ADJUSTMENT OF PARKING BRAKE STROKE
1.Pull the brake lever with a force of approx. 196 N (20 kg, 44 lbs.) and check the number of clicks.
Parking brake lever stroke (Standard value) : 8 clicks
2.If the number of notches is not the standard value, adjust the cable length with the adjusting nut on the equalizer. 3.The indicator light will go out when the brake lever is fully released, and will light up with the lever pulled one notch. If it does not operate properly, replace it.
4.After the adjustment, check that the rear brakes do not drag with the parking brake lever released.
Unless you have replaced the cable, it should never need to be adjusted. If you can reach under the vehicle, and when wiggling the parking brake cable, if it is taut (not sagging), then it is probably adjusted properly. What usually causes the parking brake cable to appear mis-adjusted (the parking brake won't hold the vehicle), is that the self-adjusters in the rear drum brakes are not working properly. This is bad because it means that you are not getting proper braking from the rear brakes as well as having the parking brake issue. This can cause premature wear to the front disc brake pads/rotors and affect braking power and control under certain stopping conditions. Front disc brakes work so well that many people never realize that their rear brakes aren't doing their fair share. The purpose of the self-adjusters in the drum brakes is to keep the rear brake shoes at a consistent distance from the drum's inner surface as the shoe lining wears down. If the adjuster works correctly, the parking brake will always stay in adjustment. You CAN adjust the parking brake cable, but if the problem is actually with the self-adjuster, you are masking the real problem, and later on when you need to replace the rear brake shoes, you will find it impossible to put the drum back on over the shoes as the parking brake will have the shoes pushed out too far. Have a mechanic check out the self-adjuster mechanism. It is always a good idea whenever you replace the rear brake shoes to replace all the rear brake hardware as well. You don't replace rear brakes nearly as often as the front ones, and the cost of the hardware is minimal in relation to the satisfaction of knowing that non-corroded parts will work better and provide longer service than the older, gummed-up and rusted hardware that is currently installed.
The first step ALWAYS to adjust the REAR BRAKE SHOES. The parking brake should not go "out of adjustment" UNLESS the rear brake shoes are:
2. Have recently been replaced and not set correctly
3. Are out of adjustment due to wear.
Turning the adjustment nut (unlike what Autozone seems to imply) is the LAST thing you should do AFTER all other possibilities have been eliminated.

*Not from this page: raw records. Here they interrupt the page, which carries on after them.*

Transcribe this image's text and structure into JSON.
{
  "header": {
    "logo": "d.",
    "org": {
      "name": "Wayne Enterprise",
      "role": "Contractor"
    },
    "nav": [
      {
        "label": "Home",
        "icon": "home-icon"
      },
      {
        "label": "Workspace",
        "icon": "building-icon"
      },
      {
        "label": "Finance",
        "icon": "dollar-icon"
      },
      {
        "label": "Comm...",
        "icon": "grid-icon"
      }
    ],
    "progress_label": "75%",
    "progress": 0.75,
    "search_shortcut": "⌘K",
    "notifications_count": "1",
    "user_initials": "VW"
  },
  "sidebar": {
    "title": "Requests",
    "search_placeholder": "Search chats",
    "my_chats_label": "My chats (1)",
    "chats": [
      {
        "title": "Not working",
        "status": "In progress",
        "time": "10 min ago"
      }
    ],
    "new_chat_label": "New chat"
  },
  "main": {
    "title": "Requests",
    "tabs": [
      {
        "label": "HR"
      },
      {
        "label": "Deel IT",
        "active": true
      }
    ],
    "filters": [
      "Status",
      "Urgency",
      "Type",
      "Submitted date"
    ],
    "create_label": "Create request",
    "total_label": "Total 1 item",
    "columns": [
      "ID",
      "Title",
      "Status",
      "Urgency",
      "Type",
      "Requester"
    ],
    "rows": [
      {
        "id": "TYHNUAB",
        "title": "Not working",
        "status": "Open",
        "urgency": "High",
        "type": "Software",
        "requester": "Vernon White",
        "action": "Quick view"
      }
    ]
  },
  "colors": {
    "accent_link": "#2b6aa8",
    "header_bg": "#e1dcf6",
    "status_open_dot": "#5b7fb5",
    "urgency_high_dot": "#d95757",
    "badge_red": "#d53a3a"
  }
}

Adjusting the rear brakes can often be accomplished easily in an empty parking lot. Simply accelerate in REVERSE to about 5~10 MPH and stomp on the brake pedal. Repeat this 3~5 times. You will often discover afterward that your forward braking performance has suddenly improved and that Parking brake is now miraculously "back in adjustment."
You cannot adjust the cables on a minivan manually. the tension is

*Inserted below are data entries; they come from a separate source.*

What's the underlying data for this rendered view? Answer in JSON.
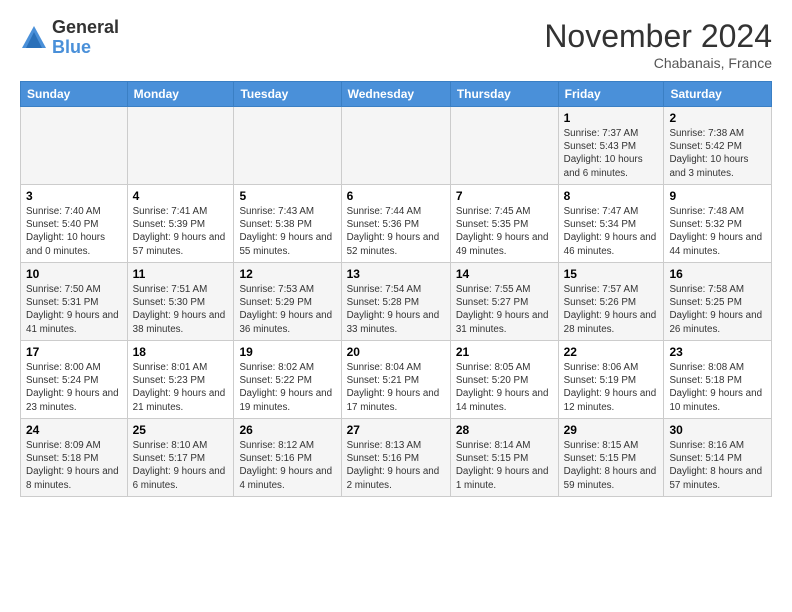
{
  "logo": {
    "general": "General",
    "blue": "Blue"
  },
  "title": "November 2024",
  "location": "Chabanais, France",
  "days_of_week": [
    "Sunday",
    "Monday",
    "Tuesday",
    "Wednesday",
    "Thursday",
    "Friday",
    "Saturday"
  ],
  "weeks": [
    [
      {
        "day": "",
        "info": ""
      },
      {
        "day": "",
        "info": ""
      },
      {
        "day": "",
        "info": ""
      },
      {
        "day": "",
        "info": ""
      },
      {
        "day": "",
        "info": ""
      },
      {
        "day": "1",
        "info": "Sunrise: 7:37 AM\nSunset: 5:43 PM\nDaylight: 10 hours\nand 6 minutes."
      },
      {
        "day": "2",
        "info": "Sunrise: 7:38 AM\nSunset: 5:42 PM\nDaylight: 10 hours\nand 3 minutes."
      }
    ],
    [
      {
        "day": "3",
        "info": "Sunrise: 7:40 AM\nSunset: 5:40 PM\nDaylight: 10 hours\nand 0 minutes."
      },
      {
        "day": "4",
        "info": "Sunrise: 7:41 AM\nSunset: 5:39 PM\nDaylight: 9 hours\nand 57 minutes."
      },
      {
        "day": "5",
        "info": "Sunrise: 7:43 AM\nSunset: 5:38 PM\nDaylight: 9 hours\nand 55 minutes."
      },
      {
        "day": "6",
        "info": "Sunrise: 7:44 AM\nSunset: 5:36 PM\nDaylight: 9 hours\nand 52 minutes."
      },
      {
        "day": "7",
        "info": "Sunrise: 7:45 AM\nSunset: 5:35 PM\nDaylight: 9 hours\nand 49 minutes."
      },
      {
        "day": "8",
        "info": "Sunrise: 7:47 AM\nSunset: 5:34 PM\nDaylight: 9 hours\nand 46 minutes."
      },
      {
        "day": "9",
        "info": "Sunrise: 7:48 AM\nSunset: 5:32 PM\nDaylight: 9 hours\nand 44 minutes."
      }
    ],
    [
      {
        "day": "10",
        "info": "Sunrise: 7:50 AM\nSunset: 5:31 PM\nDaylight: 9 hours\nand 41 minutes."
      },
      {
        "day": "11",
        "info": "Sunrise: 7:51 AM\nSunset: 5:30 PM\nDaylight: 9 hours\nand 38 minutes."
      },
      {
        "day": "12",
        "info": "Sunrise: 7:53 AM\nSunset: 5:29 PM\nDaylight: 9 hours\nand 36 minutes."
      },
      {
        "day": "13",
        "info": "Sunrise: 7:54 AM\nSunset: 5:28 PM\nDaylight: 9 hours\nand 33 minutes."
      },
      {
        "day": "14",
        "info": "Sunrise: 7:55 AM\nSunset: 5:27 PM\nDaylight: 9 hours\nand 31 minutes."
      },
      {
        "day": "15",
        "info": "Sunrise: 7:57 AM\nSunset: 5:26 PM\nDaylight: 9 hours\nand 28 minutes."
      },
      {
        "day": "16",
        "info": "Sunrise: 7:58 AM\nSunset: 5:25 PM\nDaylight: 9 hours\nand 26 minutes."
      }
    ],
    [
      {
        "day": "17",
        "info": "Sunrise: 8:00 AM\nSunset: 5:24 PM\nDaylight: 9 hours\nand 23 minutes."
      },
      {
        "day": "18",
        "info": "Sunrise: 8:01 AM\nSunset: 5:23 PM\nDaylight: 9 hours\nand 21 minutes."
      },
      {
        "day": "19",
        "info": "Sunrise: 8:02 AM\nSunset: 5:22 PM\nDaylight: 9 hours\nand 19 minutes."
      },
      {
        "day": "20",
        "info": "Sunrise: 8:04 AM\nSunset: 5:21 PM\nDaylight: 9 hours\nand 17 minutes."
      },
      {
        "day": "21",
        "info": "Sunrise: 8:05 AM\nSunset: 5:20 PM\nDaylight: 9 hours\nand 14 minutes."
      },
      {
        "day": "22",
        "info": "Sunrise: 8:06 AM\nSunset: 5:19 PM\nDaylight: 9 hours\nand 12 minutes."
      },
      {
        "day": "23",
        "info": "Sunrise: 8:08 AM\nSunset: 5:18 PM\nDaylight: 9 hours\nand 10 minutes."
      }
    ],
    [
      {
        "day": "24",
        "info": "Sunrise: 8:09 AM\nSunset: 5:18 PM\nDaylight: 9 hours\nand 8 minutes."
      },
      {
        "day": "25",
        "info": "Sunrise: 8:10 AM\nSunset: 5:17 PM\nDaylight: 9 hours\nand 6 minutes."
      },
      {
        "day": "26",
        "info": "Sunrise: 8:12 AM\nSunset: 5:16 PM\nDaylight: 9 hours\nand 4 minutes."
      },
      {
        "day": "27",
        "info": "Sunrise: 8:13 AM\nSunset: 5:16 PM\nDaylight: 9 hours\nand 2 minutes."
      },
      {
        "day": "28",
        "info": "Sunrise: 8:14 AM\nSunset: 5:15 PM\nDaylight: 9 hours\nand 1 minute."
      },
      {
        "day": "29",
        "info": "Sunrise: 8:15 AM\nSunset: 5:15 PM\nDaylight: 8 hours\nand 59 minutes."
      },
      {
        "day": "30",
        "info": "Sunrise: 8:16 AM\nSunset: 5:14 PM\nDaylight: 8 hours\nand 57 minutes."
      }
    ]
  ]
}
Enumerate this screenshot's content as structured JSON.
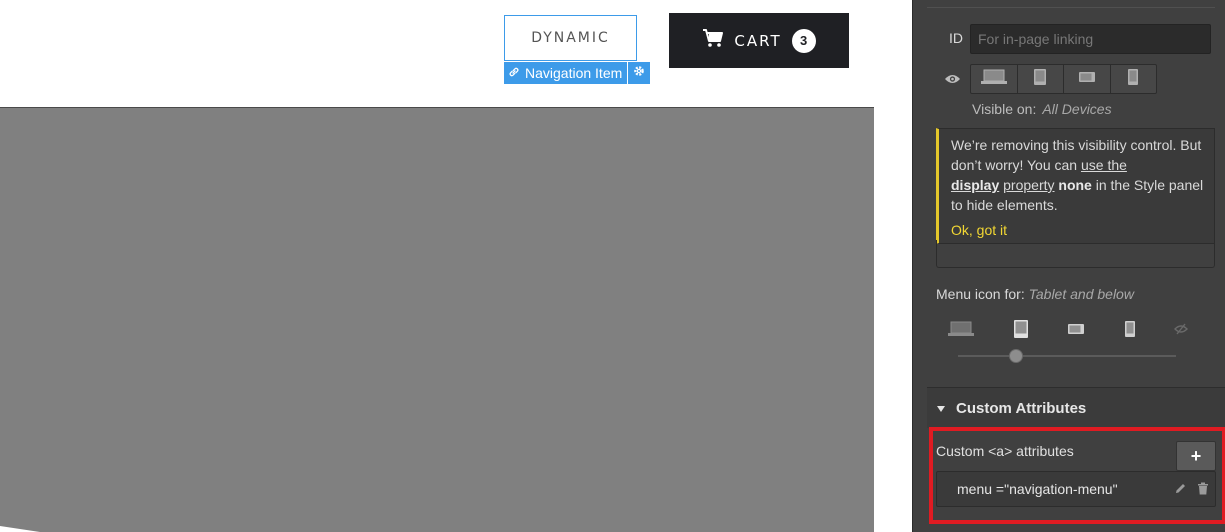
{
  "canvas": {
    "nav_item": {
      "label": "DYNAMIC"
    },
    "selection_tag": {
      "label": "Navigation Item"
    },
    "cart": {
      "label": "CART",
      "count": "3"
    }
  },
  "panel": {
    "id_field": {
      "label": "ID",
      "placeholder": "For in-page linking"
    },
    "visibility": {
      "label": "Visible on:",
      "value": "All Devices",
      "devices": [
        "desktop",
        "tablet",
        "mobile-landscape",
        "mobile-portrait"
      ]
    },
    "notice": {
      "line1": "We’re removing this visibility control. But don’t worry! You can",
      "link1": "use the",
      "bold1": "display",
      "link2": "property",
      "bold2": "none",
      "line2": "in the Style panel to hide elements.",
      "action": "Ok, got it",
      "accent_color": "#e5c82b"
    },
    "menu_icon": {
      "label": "Menu icon for:",
      "value": "Tablet and below",
      "slider_position": 0.25
    },
    "custom_attributes": {
      "section_title": "Custom Attributes",
      "label": "Custom <a> attributes",
      "add_label": "+",
      "attribute_name": "menu",
      "attribute_value": "navigation-menu",
      "highlight_color": "#e01b22"
    }
  }
}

automaitcally adjusted by the self adjuster on the pedal release.
The park brake cables on this vehicle have an automatic self adjuster
built into the park brake pedal mechanism. When the foot operated park
brake pedal is in its released (upward most) position, a clock spring
automatically adjusts the park brake cables. The park brake cables are
adjusted (tensioned) just enough to remove all the slack from the
cables. The automatic adjuster system will not over adjust the cables
causing rear brake drag.
Due to the automatic adjust feature of the park brake pedal, adjustment
of the parking brake cables on these vehicles relies on proper drum
When the park brake pedal is applied the self adjuster is by-passed and the pedal operates normally to engage the park brakes.
When a service procedure needs to be performed on the park brake pedal
or the park brake cables, the automatic self adjuster can be manually
locked out by the service technician.